**Task prompt**
Across the data below, state how many lines hold "accounts", and reply with nothing but that number.

********************

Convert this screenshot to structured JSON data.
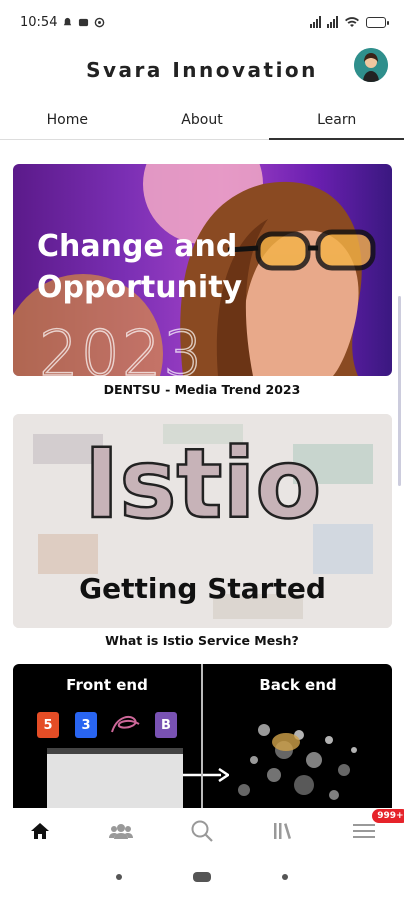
{
  "status_bar": {
    "time": "10:54"
  },
  "header": {
    "app_title": "Svara Innovation"
  },
  "tabs": [
    {
      "label": "Home",
      "active": false
    },
    {
      "label": "About",
      "active": false
    },
    {
      "label": "Learn",
      "active": true
    }
  ],
  "feed": {
    "cards": [
      {
        "title_line1": "Change and",
        "title_line2": "Opportunity",
        "year": "2023",
        "caption": "DENTSU - Media Trend 2023"
      },
      {
        "big_text": "Istio",
        "sub_text": "Getting Started",
        "caption": "What is Istio Service Mesh?"
      },
      {
        "left_label": "Front end",
        "right_label": "Back end",
        "badges": [
          "5",
          "3",
          "B"
        ]
      }
    ]
  },
  "bottom_nav": {
    "notification_badge": "999+"
  },
  "colors": {
    "accent": "#e6232a",
    "active_tab": "#333333"
  }
}
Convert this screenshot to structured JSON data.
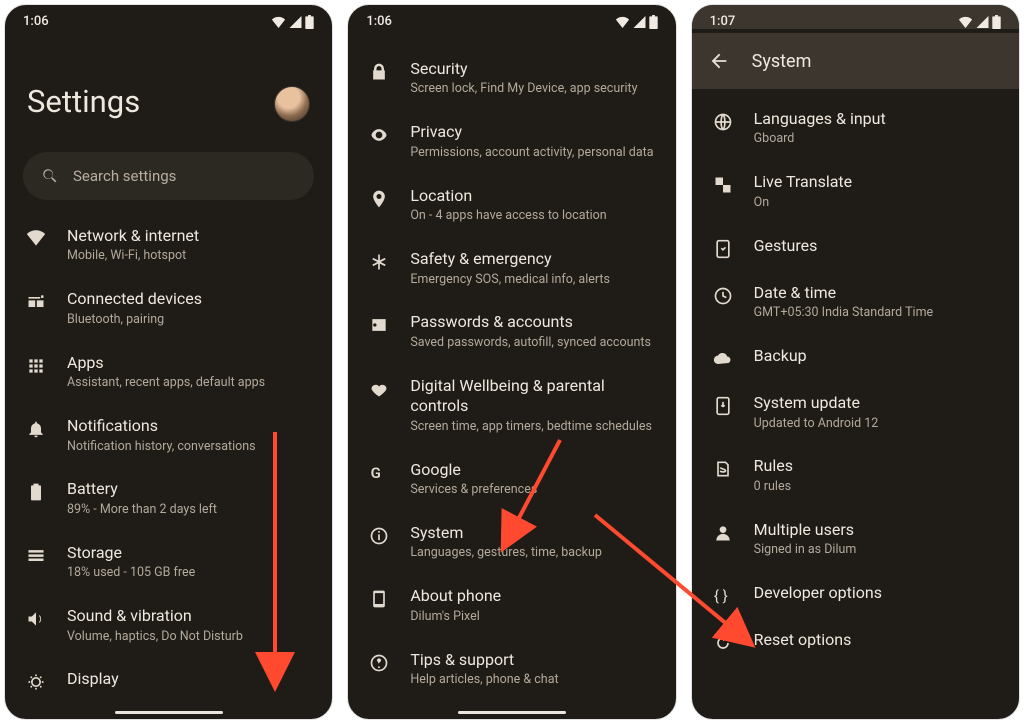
{
  "status": {
    "time_a": "1:06",
    "time_b": "1:06",
    "time_c": "1:07"
  },
  "screen1": {
    "title": "Settings",
    "search_placeholder": "Search settings",
    "items": [
      {
        "icon": "wifi",
        "title": "Network & internet",
        "sub": "Mobile, Wi-Fi, hotspot"
      },
      {
        "icon": "devices",
        "title": "Connected devices",
        "sub": "Bluetooth, pairing"
      },
      {
        "icon": "apps",
        "title": "Apps",
        "sub": "Assistant, recent apps, default apps"
      },
      {
        "icon": "bell",
        "title": "Notifications",
        "sub": "Notification history, conversations"
      },
      {
        "icon": "battery",
        "title": "Battery",
        "sub": "89% - More than 2 days left"
      },
      {
        "icon": "storage",
        "title": "Storage",
        "sub": "18% used - 105 GB free"
      },
      {
        "icon": "sound",
        "title": "Sound & vibration",
        "sub": "Volume, haptics, Do Not Disturb"
      },
      {
        "icon": "display",
        "title": "Display",
        "sub": ""
      }
    ]
  },
  "screen2": {
    "items": [
      {
        "icon": "lock",
        "title": "Security",
        "sub": "Screen lock, Find My Device, app security"
      },
      {
        "icon": "privacy",
        "title": "Privacy",
        "sub": "Permissions, account activity, personal data"
      },
      {
        "icon": "location",
        "title": "Location",
        "sub": "On - 4 apps have access to location"
      },
      {
        "icon": "asterisk",
        "title": "Safety & emergency",
        "sub": "Emergency SOS, medical info, alerts"
      },
      {
        "icon": "key",
        "title": "Passwords & accounts",
        "sub": "Saved passwords, autofill, synced accounts"
      },
      {
        "icon": "wellbeing",
        "title": "Digital Wellbeing & parental controls",
        "sub": "Screen time, app timers, bedtime schedules"
      },
      {
        "icon": "google",
        "title": "Google",
        "sub": "Services & preferences"
      },
      {
        "icon": "info",
        "title": "System",
        "sub": "Languages, gestures, time, backup"
      },
      {
        "icon": "phone",
        "title": "About phone",
        "sub": "Dilum's Pixel"
      },
      {
        "icon": "tips",
        "title": "Tips & support",
        "sub": "Help articles, phone & chat"
      }
    ]
  },
  "screen3": {
    "appbar_title": "System",
    "items": [
      {
        "icon": "globe",
        "title": "Languages & input",
        "sub": "Gboard"
      },
      {
        "icon": "translate",
        "title": "Live Translate",
        "sub": "On"
      },
      {
        "icon": "gestures",
        "title": "Gestures",
        "sub": ""
      },
      {
        "icon": "clock",
        "title": "Date & time",
        "sub": "GMT+05:30 India Standard Time"
      },
      {
        "icon": "cloud",
        "title": "Backup",
        "sub": ""
      },
      {
        "icon": "update",
        "title": "System update",
        "sub": "Updated to Android 12"
      },
      {
        "icon": "rules",
        "title": "Rules",
        "sub": "0 rules"
      },
      {
        "icon": "users",
        "title": "Multiple users",
        "sub": "Signed in as Dilum"
      },
      {
        "icon": "braces",
        "title": "Developer options",
        "sub": ""
      },
      {
        "icon": "reset",
        "title": "Reset options",
        "sub": ""
      }
    ]
  }
}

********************

**Response**
2